“I have known Mrs Lam for quite some time. Back then I was in charge of local affairs in the Hong Kong Institute of Architects. I had contact with Mrs Lam when she was still the development minister. I am happy that she was supportive of a green environment at the time, especially when it comes to green buildings,” Wong said.

“With Mrs Lam as the chief executive in the coming administration, if she could continue to press ahead with green buildings and other areas, many people will be happy about that.”

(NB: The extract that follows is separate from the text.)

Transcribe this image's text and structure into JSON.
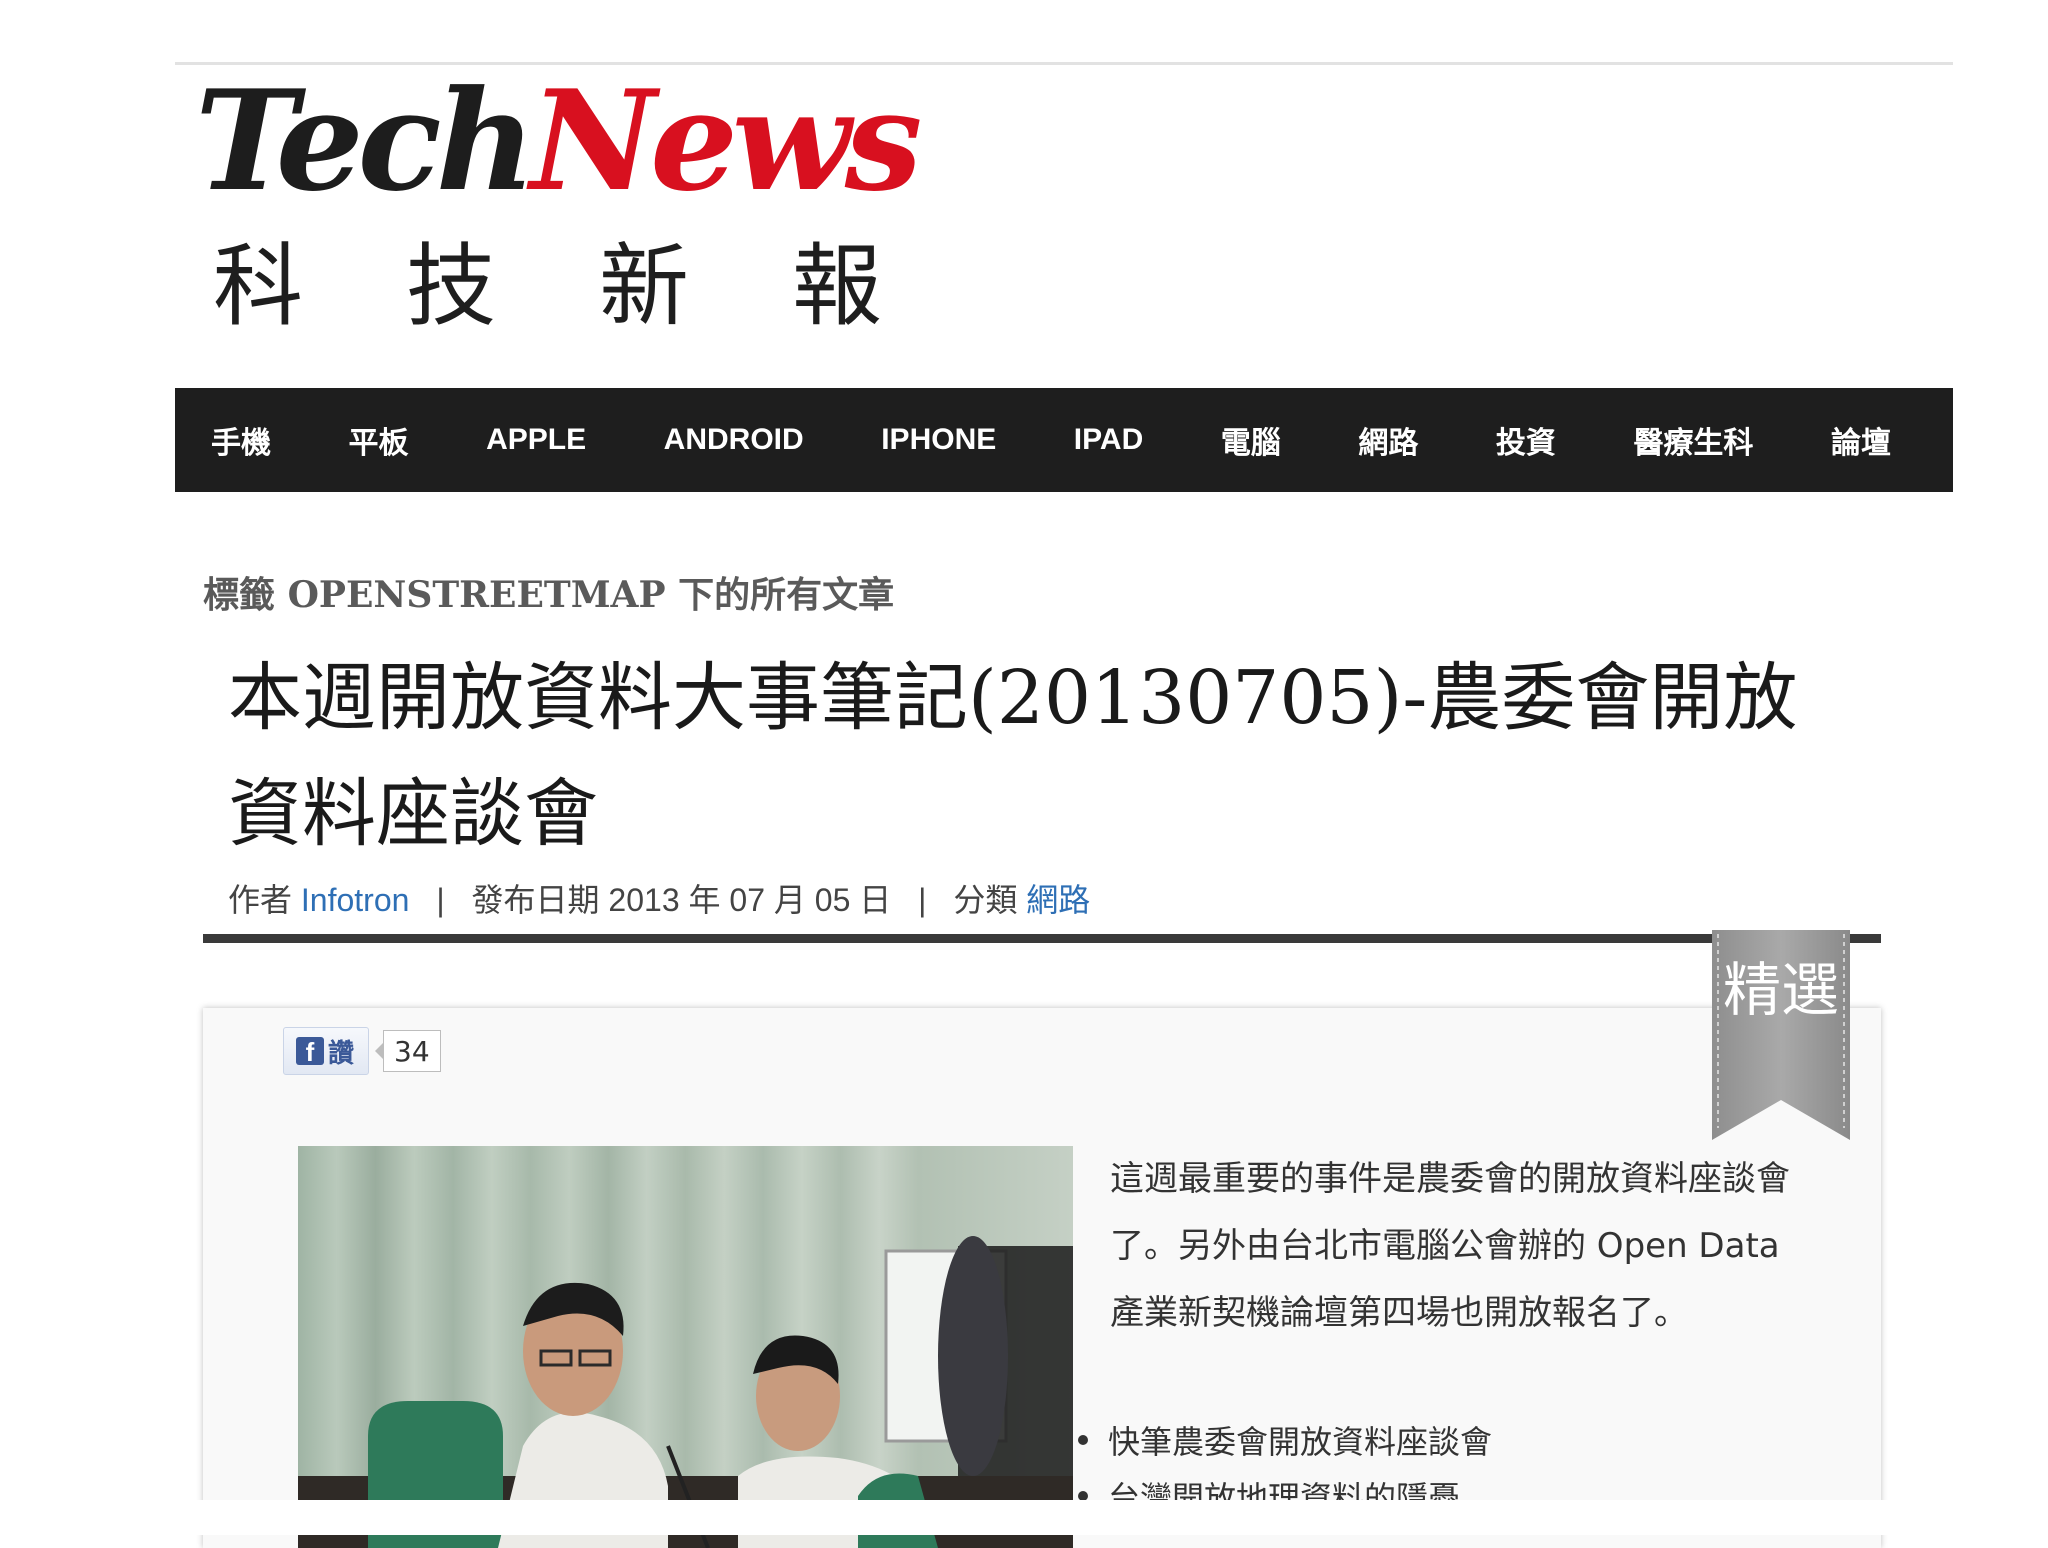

Permanent secretary for food and health, Patrick Nip Tak-kuen, declined to say if Lam had approached him. He added that Lam needed time and space to find people to join her management team.